Photo: Anthony Albright (flickr)
If You Build It…
Food deserts affect nearly 23 million Americans, but a new study has found that building a supermarket where there is limited fresh food doesn’t limit weight gain.
A food desert is a rural or urban area where at least 20 percent of the residents live in poverty and 33 percent of the people live without a supermarket or large grocery store nearby. By pinpointing areas that have low access to healthy foods the USDA hopes to “expand the availability of nutritious food.”
To put this idea to the test, the archives of internal medicine created a study that tracked over 5,000 people in Birmingham, AL, Chicago, Minneapolis and Oakland, CA over the span of 15 years.
Income was the main factor that people took into consideration when deciding what to eat, not proximity to a grocery store.
…They Still Probably Won’t Come
In a war between grocery stores and fast food chains, the clear winner was fast food chains.
The researchers found that in low-income areas, how close fast food chains are has a direct correlation with how often people eat it. However, how close a grocery store is doesn’t have a correlation with how often people eat healthy food.
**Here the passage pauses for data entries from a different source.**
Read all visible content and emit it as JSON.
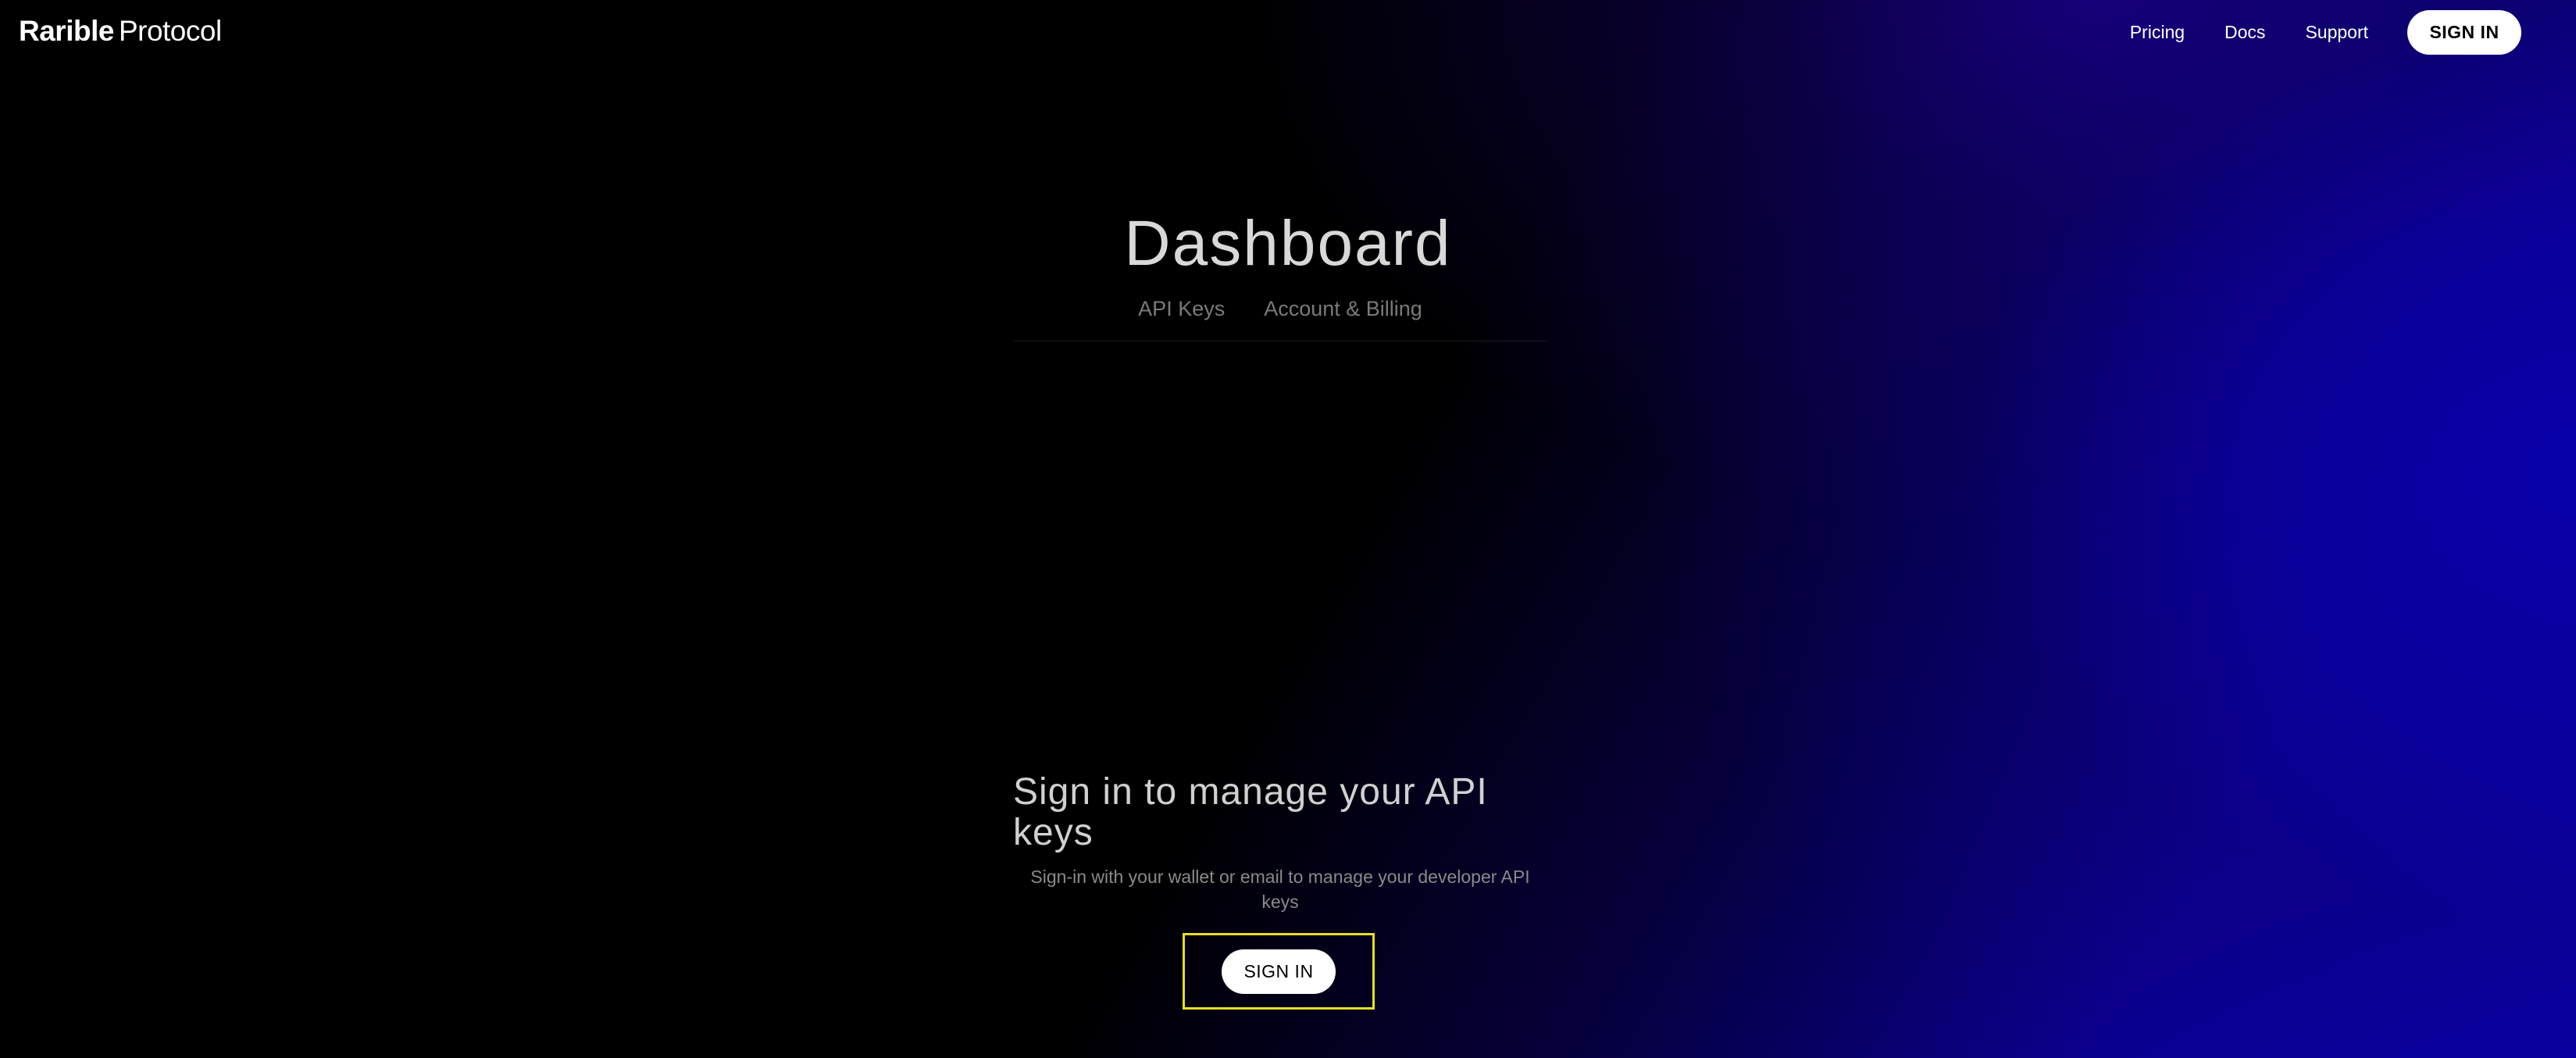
{
  "header": {
    "logo_brand": "Rarible",
    "logo_suffix": "Protocol",
    "nav": {
      "pricing": "Pricing",
      "docs": "Docs",
      "support": "Support"
    },
    "signin_label": "SIGN IN"
  },
  "main": {
    "title": "Dashboard",
    "tabs": [
      "API Keys",
      "Account & Billing"
    ],
    "panel": {
      "heading": "Sign in to manage your API keys",
      "subtext": "Sign-in with your wallet or email to manage your developer API keys",
      "signin_label": "SIGN IN"
    }
  },
  "colors": {
    "background": "#000000",
    "accent_gradient": "#0a00a8",
    "highlight_frame": "#e6de22",
    "button_bg": "#ffffff",
    "button_text": "#000000"
  }
}
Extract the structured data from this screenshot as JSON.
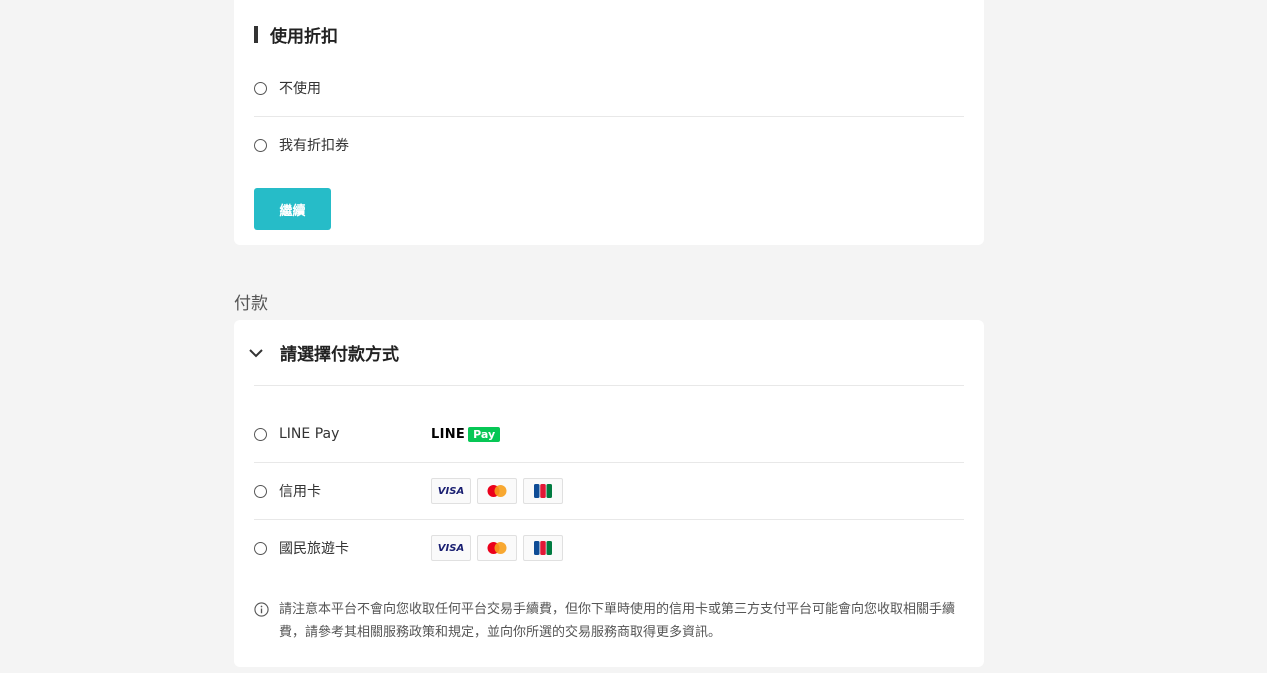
{
  "discount": {
    "title": "使用折扣",
    "options": [
      {
        "label": "不使用"
      },
      {
        "label": "我有折扣券"
      }
    ],
    "continue_label": "繼續"
  },
  "payment": {
    "section_label": "付款",
    "header": "請選擇付款方式",
    "methods": [
      {
        "label": "LINE Pay",
        "logos": [
          "LINE Pay"
        ]
      },
      {
        "label": "信用卡",
        "logos": [
          "VISA",
          "Mastercard",
          "JCB"
        ]
      },
      {
        "label": "國民旅遊卡",
        "logos": [
          "VISA",
          "Mastercard",
          "JCB"
        ]
      }
    ],
    "line_logo": {
      "line": "LINE",
      "pay": "Pay"
    },
    "visa_text": "VISA",
    "notice": "請注意本平台不會向您收取任何平台交易手續費，但你下單時使用的信用卡或第三方支付平台可能會向您收取相關手續費，請參考其相關服務政策和規定，並向你所選的交易服務商取得更多資訊。"
  },
  "colors": {
    "accent": "#26bcc8",
    "line_green": "#06c755",
    "page_bg": "#f4f4f4",
    "card_bg": "#ffffff"
  },
  "icons": [
    "chevron-down-icon",
    "info-icon",
    "line-pay-logo",
    "visa-logo",
    "mastercard-logo",
    "jcb-logo"
  ]
}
The research also begged the question: Are grocery stores really all that healthy? Aisles and aisles of grocery stores still contain food that is just as high in calories, sodium, and fat as fast food.